* Source data *
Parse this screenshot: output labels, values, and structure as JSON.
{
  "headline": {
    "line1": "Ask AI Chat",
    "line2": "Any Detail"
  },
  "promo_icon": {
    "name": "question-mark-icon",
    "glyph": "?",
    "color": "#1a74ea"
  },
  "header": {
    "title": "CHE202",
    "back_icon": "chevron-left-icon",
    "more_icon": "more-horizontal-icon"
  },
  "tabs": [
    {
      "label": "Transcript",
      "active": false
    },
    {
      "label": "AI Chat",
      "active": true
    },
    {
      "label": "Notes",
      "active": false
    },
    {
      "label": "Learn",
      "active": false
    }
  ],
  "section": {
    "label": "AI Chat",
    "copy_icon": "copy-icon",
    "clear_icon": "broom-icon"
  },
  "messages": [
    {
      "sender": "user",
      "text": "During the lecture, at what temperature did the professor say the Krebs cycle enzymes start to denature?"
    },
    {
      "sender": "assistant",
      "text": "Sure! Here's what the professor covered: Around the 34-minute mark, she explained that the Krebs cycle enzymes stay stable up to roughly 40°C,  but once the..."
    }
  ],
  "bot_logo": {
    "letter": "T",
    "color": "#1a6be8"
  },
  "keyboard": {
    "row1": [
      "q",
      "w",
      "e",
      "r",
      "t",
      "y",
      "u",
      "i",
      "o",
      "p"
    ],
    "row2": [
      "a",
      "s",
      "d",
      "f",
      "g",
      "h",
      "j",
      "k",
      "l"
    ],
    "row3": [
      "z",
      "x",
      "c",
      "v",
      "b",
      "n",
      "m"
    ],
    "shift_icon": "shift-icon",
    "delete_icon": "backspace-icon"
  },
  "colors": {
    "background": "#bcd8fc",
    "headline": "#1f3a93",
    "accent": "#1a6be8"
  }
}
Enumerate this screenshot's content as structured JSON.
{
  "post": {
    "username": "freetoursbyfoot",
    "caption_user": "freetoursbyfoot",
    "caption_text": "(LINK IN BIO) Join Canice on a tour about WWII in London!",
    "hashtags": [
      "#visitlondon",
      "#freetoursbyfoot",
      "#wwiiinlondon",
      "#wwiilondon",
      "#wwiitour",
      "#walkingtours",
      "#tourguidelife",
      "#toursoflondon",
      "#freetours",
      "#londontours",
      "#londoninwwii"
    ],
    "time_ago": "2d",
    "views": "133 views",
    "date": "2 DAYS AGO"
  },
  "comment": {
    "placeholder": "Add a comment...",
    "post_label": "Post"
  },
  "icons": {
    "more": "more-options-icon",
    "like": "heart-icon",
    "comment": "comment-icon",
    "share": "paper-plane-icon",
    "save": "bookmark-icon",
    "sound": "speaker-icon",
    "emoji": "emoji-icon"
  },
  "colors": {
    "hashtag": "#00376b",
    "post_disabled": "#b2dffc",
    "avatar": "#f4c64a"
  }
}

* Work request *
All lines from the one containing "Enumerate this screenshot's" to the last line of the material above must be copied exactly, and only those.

* Answer for this exercise *
Enumerate this screenshot's content as structured JSON.
{
  "post": {
    "username": "freetoursbyfoot",
    "caption_user": "freetoursbyfoot",
    "caption_text": "(LINK IN BIO) Join Canice on a tour about WWII in London!",
    "hashtags": [
      "#visitlondon",
      "#freetoursbyfoot",
      "#wwiiinlondon",
      "#wwiilondon",
      "#wwiitour",
      "#walkingtours",
      "#tourguidelife",
      "#toursoflondon",
      "#freetours",
      "#londontours",
      "#londoninwwii"
    ],
    "time_ago": "2d",
    "views": "133 views",
    "date": "2 DAYS AGO"
  },
  "comment": {
    "placeholder": "Add a comment...",
    "post_label": "Post"
  },
  "icons": {
    "more": "more-options-icon",
    "like": "heart-icon",
    "comment": "comment-icon",
    "share": "paper-plane-icon",
    "save": "bookmark-icon",
    "sound": "speaker-icon",
    "emoji": "emoji-icon"
  },
  "colors": {
    "hashtag": "#00376b",
    "post_disabled": "#b2dffc",
    "avatar": "#f4c64a"
  }
}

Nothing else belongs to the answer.